Vanetik, a US citizen born in Ukraine, denies promising Fuks inaugural tickets or influencing Fuks’ visa restriction. He has said the money Fuks paid him related to work he, like Giuliani, did for Kharkiv at Fuks’ behest, and that he had offered to help Fuks attend an inaugural ball, not the inauguration itself. This month, Vanetik responded by suing Fuks in state court in California, alleging that their dispute led Fuks to threaten to kill him and later to attempt to arrange to have Vanetik murdered. Vanetik say he has reported the threat to the FBI and sent a letter to the State Department that includes affidavits from four men who claim to have heard Fuks discussing plans for Vanetik’s murder.
Fuks denied Vanetik’s claims and called the lawsuit “nonsense” in a statement sent by a spokesperson. “For an assessment…it would be worth contacting specialists in the medical field, not the legal one,” Fuks said.
Fuks also disputed the basis for the sanctions in Ukraine. He said he never had any interest in the oil company whose activity was the cause for the sanctions and charged that the secretary of Ukraine’s National Security and Defense Council is working with one of Fuks’ business rivals. “I will defend my reputation in Ukrainian and international courts,” he said.
Fuks and Firtash join a lengthy list of Ukrainians linked to Giuliani who have been accused of malfeasance. A report declassified in March by the Office of the Director of National Intelligence suggested that Andriy Derkach, a Ukrainian legislator who the Treasury Department previously called “an active Russian agent,” used the former New York mayor to advance Russian disinformation intended to help Trump in the 2020 election. Last year, Treasury also sanctioned four other Ukrainians from whom Giuliani sought information, alleging they aided Russian interference efforts. Parnas and two other men who assisted Giuliani’s efforts have been charged in New York with fraud and campaign finance violations. Last week, FBI agents searched the home of a California businessman associate who helped Giuliani try to produce a documentary about the Bidens and Ukraine.

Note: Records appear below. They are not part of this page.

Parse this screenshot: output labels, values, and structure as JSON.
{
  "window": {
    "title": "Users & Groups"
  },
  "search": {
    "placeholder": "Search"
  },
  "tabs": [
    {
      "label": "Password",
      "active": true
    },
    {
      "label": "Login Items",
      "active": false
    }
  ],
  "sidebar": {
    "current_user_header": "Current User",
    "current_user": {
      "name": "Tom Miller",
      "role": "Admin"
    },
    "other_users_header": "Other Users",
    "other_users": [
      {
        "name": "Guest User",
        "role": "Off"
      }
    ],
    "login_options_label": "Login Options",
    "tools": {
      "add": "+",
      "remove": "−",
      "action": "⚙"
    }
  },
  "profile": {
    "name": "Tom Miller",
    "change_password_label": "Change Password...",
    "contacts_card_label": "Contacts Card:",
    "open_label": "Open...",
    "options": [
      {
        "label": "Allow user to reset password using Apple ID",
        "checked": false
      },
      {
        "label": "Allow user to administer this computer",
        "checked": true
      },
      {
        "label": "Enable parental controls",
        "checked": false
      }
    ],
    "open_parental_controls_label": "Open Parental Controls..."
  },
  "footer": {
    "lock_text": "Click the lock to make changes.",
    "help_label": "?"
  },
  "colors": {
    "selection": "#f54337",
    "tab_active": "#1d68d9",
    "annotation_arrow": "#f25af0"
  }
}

Giuliani did not respond to a request for comment this week. But he has previously addressed accusations about people he worked with in Ukraine by arguing he was professionally obligated to deal with them. “Where do you think you get evidence about horrible people?” Giuliani asked in a speech in New York this month. “From other horrible people.”
*Update: After this story was published, Firtash’s lawyer, Lanny Davis, released a statement asserting that Firtash never sold titanium raw materials to the Russian military. Firtash previously sold such products to a private Russian company that produces titanium, but ceased doing so in 2014, Davis said. He also said that a Ukrainian state-owned mining company currently supplies titanium raw materials to the same Russian titanium producer.